First off, try dropping in an EQ to your reverb buss and have a listen for any harsh or resonant frequencies. Often when working with a female voice, 6 kHz is a rogue area, so I tend to drop a few dB out there, and it tends to soften and smooth it out nicely. It all depends on the voice, sibilance, and various other factors. Have a play with this and see how it affects your sound.

Tip Two: Try Compressing the Reverb Signal

Second, compress the signal. You don’t want to get rid of the whole vibe, but you want to control it: you may be surprised how effective this can be, particularly as you increase the ratio and play with the threshold. Try 10:1, and at first tickle the signal, then squash to your liking. It really does the job.

Tip Three: Experiment with gates on The Reverb Track

Third, try gating the reverb. Another Radiohead song actually where this is evident and done magnificently is Man Of War from the seminal OK Not OK album, the special edition of the 1997 classic OK Computer

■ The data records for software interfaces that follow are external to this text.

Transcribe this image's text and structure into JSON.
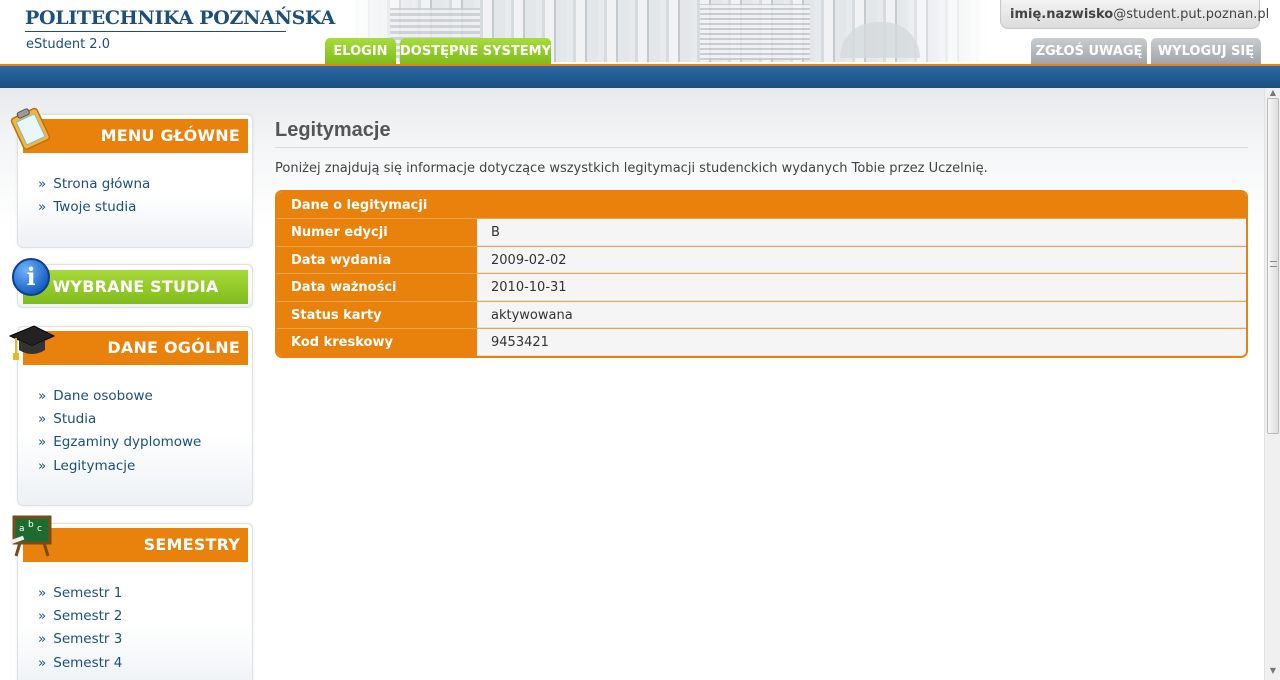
{
  "header": {
    "logo_title": "POLITECHNIKA POZNAŃSKA",
    "logo_subtitle": "eStudent 2.0",
    "tabs": [
      {
        "label": "ELOGIN"
      },
      {
        "label": "DOSTĘPNE SYSTEMY"
      }
    ],
    "user": {
      "name_bold": "imię.nazwisko",
      "domain": "@student.put.poznan.pl"
    },
    "actions": [
      {
        "label": "ZGŁOŚ UWAGĘ"
      },
      {
        "label": "WYLOGUJ SIĘ"
      }
    ]
  },
  "sidebar": {
    "menu_glowne": {
      "title": "MENU GŁÓWNE",
      "items": [
        {
          "label": "Strona główna"
        },
        {
          "label": "Twoje studia"
        }
      ]
    },
    "wybrane_studia": {
      "title": "WYBRANE STUDIA"
    },
    "dane_ogolne": {
      "title": "DANE OGÓLNE",
      "items": [
        {
          "label": "Dane osobowe"
        },
        {
          "label": "Studia"
        },
        {
          "label": "Egzaminy dyplomowe"
        },
        {
          "label": "Legitymacje"
        }
      ]
    },
    "semestry": {
      "title": "SEMESTRY",
      "items": [
        {
          "label": "Semestr 1"
        },
        {
          "label": "Semestr 2"
        },
        {
          "label": "Semestr 3"
        },
        {
          "label": "Semestr 4"
        }
      ]
    }
  },
  "main": {
    "title": "Legitymacje",
    "description": "Poniżej znajdują się informacje dotyczące wszystkich legitymacji studenckich wydanych Tobie przez Uczelnię.",
    "card": {
      "title": "Dane o legitymacji",
      "rows": [
        {
          "label": "Numer edycji",
          "value": "B"
        },
        {
          "label": "Data wydania",
          "value": "2009-02-02"
        },
        {
          "label": "Data ważności",
          "value": "2010-10-31"
        },
        {
          "label": "Status karty",
          "value": "aktywowana"
        },
        {
          "label": "Kod kreskowy",
          "value": "9453421"
        }
      ]
    }
  },
  "colors": {
    "orange": "#e8820c",
    "green": "#8cc92a",
    "blue": "#1d4f7a"
  },
  "icons": [
    "clipboard-icon",
    "info-icon",
    "graduation-cap-icon",
    "chalkboard-icon"
  ]
}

I haven’t ever quite been able to nail that exact sound, but I can assure you I have tried..! It’s hearing reverbs like this that inspires us to be more creative, and when we try to emulate such effects or find out how they were achieved, we can find ourselves stumbling across our own little gems, by happy accident.

Tip Four: Use Pre-Delay

Fourth, use pre-delay - this is the amount of time before the onset of the reverberant field. Again, if you listen to Man Of War you’ll be able to hear the pre-delay within that reverb. It’s an excellent effect for thickening and fattening, and the longer settings will get you a lot more depth when the dry signal is up front in the mix. Many reverb plugins have pre-delay settings built in, some even have diffusion or filtering options within the plugin so you can carve your sound, accentuating or subtracting the levels of pre-delay/delay within the reverb. It’s complex in terms of the algorithms, but wonderfully simple to use - it’s just a fine art getting it exactly right..!

Tip Five: Experiment with Mono & Stereo

And finally, experiment with mono and stereo: a reverb right down the middle is normally better in stereo, but sometimes a stereo enhancer on a mono reverb will work nicely, or panning two different mono reverbs L/R can be effective. Equally, widening the stereo image of an already wide stereo reverb can create a really expansive sound, at the risk of becoming overkill(!)

The Bottom Line

The difference between a great mix and an outstanding one is often in the little tricks and techniques developed by the engineer over many years. Take the time to experiment; don't be afraid to bend (or even break) the rules in pursuit of something unique and special. Almost every extraordinary production craze that's ever graced the world of music materialised either because a producer or engineer took a chance and threw caution to the wind or because of a happy accident.

Yes, understand the fundamentals, but don't be afraid to push the boundaries and question the status quo. If it sounds good, it is good.

For more reverb tip and tricks, check out our top ten tips for reverb on vocals